Data tells us:

16 million
The number of U.S. children living in poor families in 2012 reached 16 million (more than 20 percent), up sharply from the 15 percent child poverty rate in 1970.

High-income households spend $8,000 per year more on education and enrichment than do low-income households, a gap that’s nearly tripled since the 1970s. This adds up to a $100,000 spending gap over the course of a child's early childhood, primary and secondary school career.
About 28 percent of American 4-year-olds benefit from state-provided pre-K — but access and quality have declined in recent years reflecting state budget cuts. Eight of the 10 states that do not offer state-funded pre-K have high numbers of rural, poor students.
When children born into the bottom fifth of the income distribution get a college degree, their chances of making it to the top nearly quadruple, and their chances of making it out of the bottom increase by more than 50 percent.

Key Factors:

Growing Residential Segregation by Income

Low-income children today are twice as likely to live in neighborhoods and communities segregated by income as they were in 1970. As income disparities grow, and as more families seek to live in the best school districts, low-income children further concentrate in schools, making it less likely for high-performing students to get the needed attention as teachers and administrators concentrate on developmental delays and challenges among students struggling to reach the proficiency level.

Access to High-Quality Day Care and Preschool

According to National Center for Education Statistics data, only 20 percent of 4-year-olds in poverty can recognize all 26 letters, compared with 37 percent of their peers at or above the poverty level. Along with availability and cost of high-quality day care and preschool, new research shows that the literacy challenge extends to early childhood educators themselves — as many as 1 million state-licensed and nationally-credentialed early-childhood educators are at-risk for functional illiteracy; their reading and writing skills are inadequate to manage daily living and employment tasks that require reading skills beyond a basic level.


For families with access to fewer resources such as libraries, healthcare services, or daycare centers, putting all of the pieces together to prepare their children for school can be very difficult. Those living in rural areas are particularly susceptible, although low-income urban areas lacking proper public transportation often suffer the same fate. New research shows that high-income parents spend more time than low-income parents in literacy activities with their children, especially when it involves “novel” places — settings away from home, school, or care providers. Between birth and age six, children from high-income families spend an average of 1,300 more hours in novel contexts than children from low-income families (Phillips, 2011). Such experiences contribute to the background knowledge considered critical for mastering science and social studies texts in middle school.

Food Insecurity and Other Stressors

More young students come to school with poverty-related challenges — ranging from chronic stress and exposure to trauma, to food insecurity — all of which have short- and long-term consequences for their educational trajectories, including the most advanced learners. According to most recent data, at least 48 percent of all American public school students qualify for free or reduced-price lunch (which includes families above the poverty line) — a record high number. Food insecurity has been linked with delayed development, poorer attachment, and learning difficulties in the first two years of life.2 Long-term poor nourishment can affect a child’s physical development, further undermining other factors.
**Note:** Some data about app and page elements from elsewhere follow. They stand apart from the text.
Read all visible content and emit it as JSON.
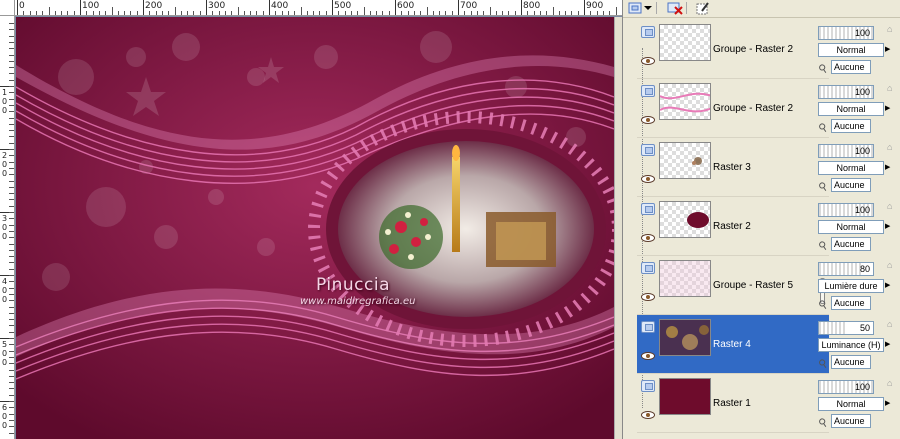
{
  "rulers": {
    "top_labels": [
      "0",
      "100",
      "200",
      "300",
      "400",
      "500",
      "600",
      "700",
      "800",
      "900"
    ],
    "left_labels": [
      "1\n0\n0",
      "2\n0\n0",
      "3\n0\n0",
      "4\n0\n0",
      "5\n0\n0",
      "6\n0\n0"
    ]
  },
  "canvas": {
    "watermark_name": "Pinuccia",
    "watermark_url": "www.maidiregrafica.eu",
    "background_color": "#7d1640"
  },
  "toolbar": {
    "icons": [
      "layer-view-icon",
      "dropdown-arrow-icon",
      "delete-layer-icon",
      "edit-icon"
    ]
  },
  "layers": [
    {
      "name": "Groupe - Raster 2",
      "opacity": "100",
      "opacity_level": 1.0,
      "blend": "Normal",
      "link": "Aucune",
      "thumb": "empty"
    },
    {
      "name": "Groupe - Raster 2",
      "opacity": "100",
      "opacity_level": 1.0,
      "blend": "Normal",
      "link": "Aucune",
      "thumb": "wave"
    },
    {
      "name": "Raster 3",
      "opacity": "100",
      "opacity_level": 1.0,
      "blend": "Normal",
      "link": "Aucune",
      "thumb": "speck"
    },
    {
      "name": "Raster 2",
      "opacity": "100",
      "opacity_level": 1.0,
      "blend": "Normal",
      "link": "Aucune",
      "thumb": "oval"
    },
    {
      "name": "Groupe - Raster 5",
      "opacity": "80",
      "opacity_level": 0.8,
      "blend": "Lumière dure",
      "link": "Aucune",
      "thumb": "faint"
    },
    {
      "name": "Raster 4",
      "opacity": "50",
      "opacity_level": 0.5,
      "blend": "Luminance (H)",
      "link": "Aucune",
      "thumb": "photo",
      "selected": true
    },
    {
      "name": "Raster 1",
      "opacity": "100",
      "opacity_level": 1.0,
      "blend": "Normal",
      "link": "Aucune",
      "thumb": "solid"
    }
  ],
  "colors": {
    "selection": "#316ac5",
    "panel_bg": "#ece9d8",
    "raster1_fill": "#6e0c2c"
  }
}
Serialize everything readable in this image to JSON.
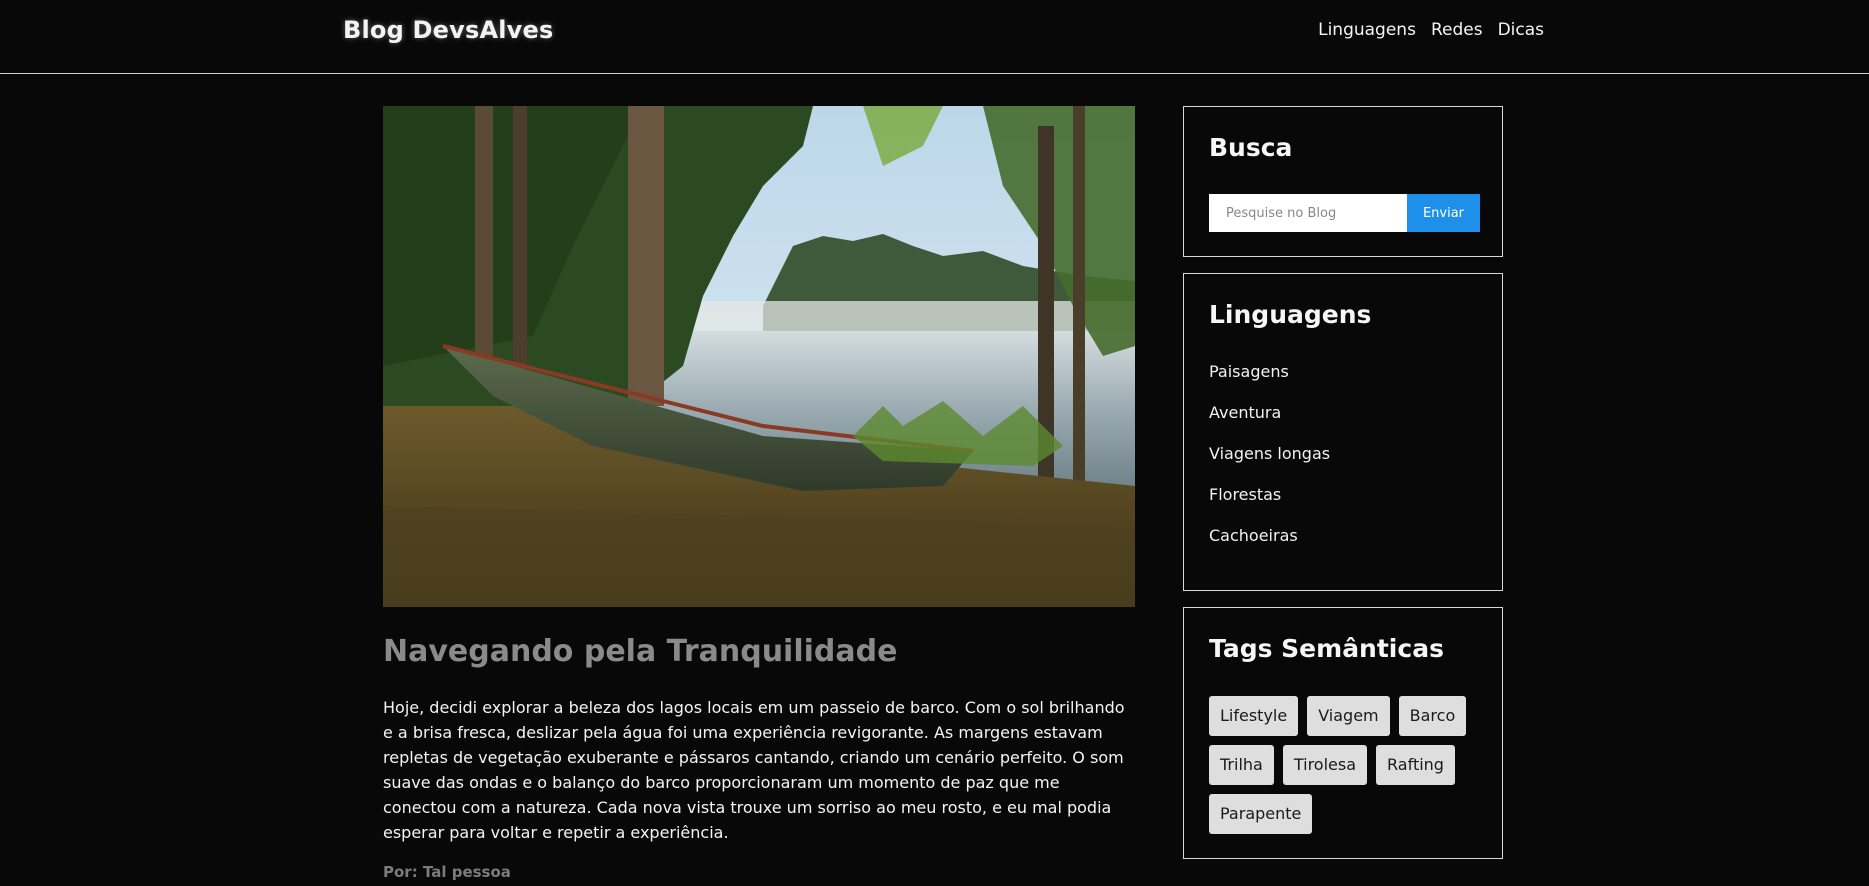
{
  "header": {
    "brand": "Blog DevsAlves",
    "nav": [
      "Linguagens",
      "Redes",
      "Dicas"
    ]
  },
  "post": {
    "title": "Navegando pela Tranquilidade",
    "body": "Hoje, decidi explorar a beleza dos lagos locais em um passeio de barco. Com o sol brilhando e a brisa fresca, deslizar pela água foi uma experiência revigorante. As margens estavam repletas de vegetação exuberante e pássaros cantando, criando um cenário perfeito. O som suave das ondas e o balanço do barco proporcionaram um momento de paz que me conectou com a natureza. Cada nova vista trouxe um sorriso ao meu rosto, e eu mal podia esperar para voltar e repetir a experiência.",
    "author": "Por: Tal pessoa"
  },
  "sidebar": {
    "search": {
      "title": "Busca",
      "placeholder": "Pesquise no Blog",
      "button": "Enviar"
    },
    "languages": {
      "title": "Linguagens",
      "items": [
        "Paisagens",
        "Aventura",
        "Viagens longas",
        "Florestas",
        "Cachoeiras"
      ]
    },
    "tags": {
      "title": "Tags Semânticas",
      "items": [
        "Lifestyle",
        "Viagem",
        "Barco",
        "Trilha",
        "Tirolesa",
        "Rafting",
        "Parapente"
      ]
    }
  },
  "colors": {
    "background": "#080808",
    "accent": "#1e90ea",
    "tag_background": "#dedede",
    "title_gray": "#8a8a8a"
  }
}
What works:

Earlier Intervention

The Affordable Care Act in 2010 created the Maternal, Infant, and Early Childhood Home Visiting program (MIECHV), which helps states pay for programs that pair at-risk mothers with trained professionals who visit families’ homes. The creation of this new federal program will support children in the 0–3 age range, a critical period for language development and early literacy skills. Research shows that lower-income parents are often simply unaware of resources available to them, do not have all of the facts about preparing their children for school, and are not encouraged to do so. Consistent outreach efforts, including parental training, can help dispel myths and connect parents to the right resources.

Full Day Kindergarten
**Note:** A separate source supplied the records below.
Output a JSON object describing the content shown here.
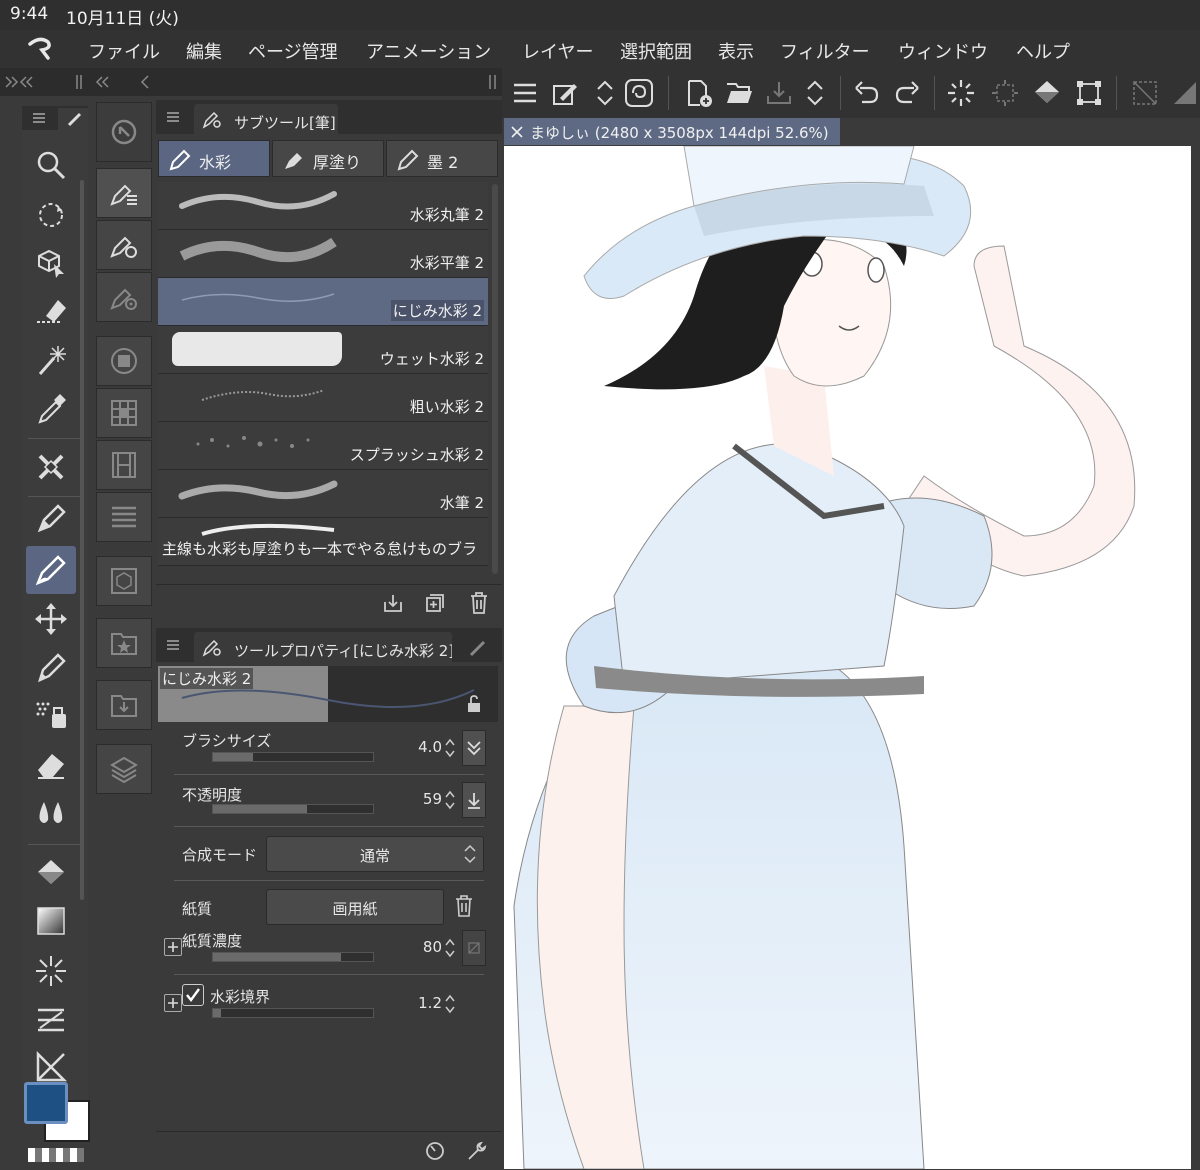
{
  "status_bar": {
    "time": "9:44",
    "date": "10月11日 (火)"
  },
  "menu": [
    "ファイル",
    "編集",
    "ページ管理",
    "アニメーション",
    "レイヤー",
    "選択範囲",
    "表示",
    "フィルター",
    "ウィンドウ",
    "ヘルプ"
  ],
  "subtool_panel": {
    "title": "サブツール[筆]",
    "tabs": [
      {
        "label": "水彩",
        "active": true
      },
      {
        "label": "厚塗り",
        "active": false
      },
      {
        "label": "墨 2",
        "active": false
      }
    ],
    "brushes": [
      {
        "name": "水彩丸筆 2",
        "selected": false
      },
      {
        "name": "水彩平筆 2",
        "selected": false
      },
      {
        "name": "にじみ水彩 2",
        "selected": true
      },
      {
        "name": "ウェット水彩 2",
        "selected": false
      },
      {
        "name": "粗い水彩 2",
        "selected": false
      },
      {
        "name": "スプラッシュ水彩 2",
        "selected": false
      },
      {
        "name": "水筆 2",
        "selected": false
      },
      {
        "name": "主線も水彩も厚塗りも一本でやる怠けものブラ",
        "selected": false
      }
    ]
  },
  "tool_property": {
    "title": "ツールプロパティ[にじみ水彩 2]",
    "preview_label": "にじみ水彩 2",
    "brush_size": {
      "label": "ブラシサイズ",
      "value": "4.0",
      "fraction": 0.25
    },
    "opacity": {
      "label": "不透明度",
      "value": "59",
      "fraction": 0.59
    },
    "blend_mode": {
      "label": "合成モード",
      "value": "通常"
    },
    "paper": {
      "label": "紙質",
      "value": "画用紙"
    },
    "paper_density": {
      "label": "紙質濃度",
      "value": "80",
      "fraction": 0.8
    },
    "watercolor_edge": {
      "label": "水彩境界",
      "value": "1.2",
      "fraction": 0.05,
      "checked": true
    }
  },
  "canvas_tab": {
    "label": "まゆしぃ (2480 x 3508px 144dpi 52.6%)"
  },
  "colors": {
    "main": "#1f5084",
    "sub": "#ffffff",
    "accent": "#5e6a84"
  }
}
Kindergarten is typically overlooked by policymakers, though research shows children benefit from high-quality, full-day kindergarten and kindergarten is the starting point for later rigor. Only 11 states and the District of Columbia statutorily require all school districts to provide publicly funded full-day kindergarten; six states do not require districts to provide kindergarten at all, and the rest require at least a half-day of kindergarten to be provided. Estimates for the percent of children who attend some type of full-day kindergarten range from roughly 58 to 77 percent, but in some cases, the second half of the day may be supplemented by parent tuition payments. In recent years, some states — including Minnesota, Oklahoma, Washington, and Nevada — have started to expand the provision of full-day kindergarten.

Better Transition from Pre-K to Formal Education

In 2010, the U.S. Department of Health and Human Services evaluated the Head Start program, which has provided low-income families with comprehensive early childhood education, healthcare and nutrition since 1965 (and expanded in 1981). The department’s study concluded that Head Start improved many cognitive skills. Lessons learned in programs like Head Start are squandered as elementary schools in low-SES areas tend to be weaker. More needs to be done to connect the dots from pre-K through college rather than compartmentalizing the levels in between.

Explore the Excellence Gap by Ages/Stages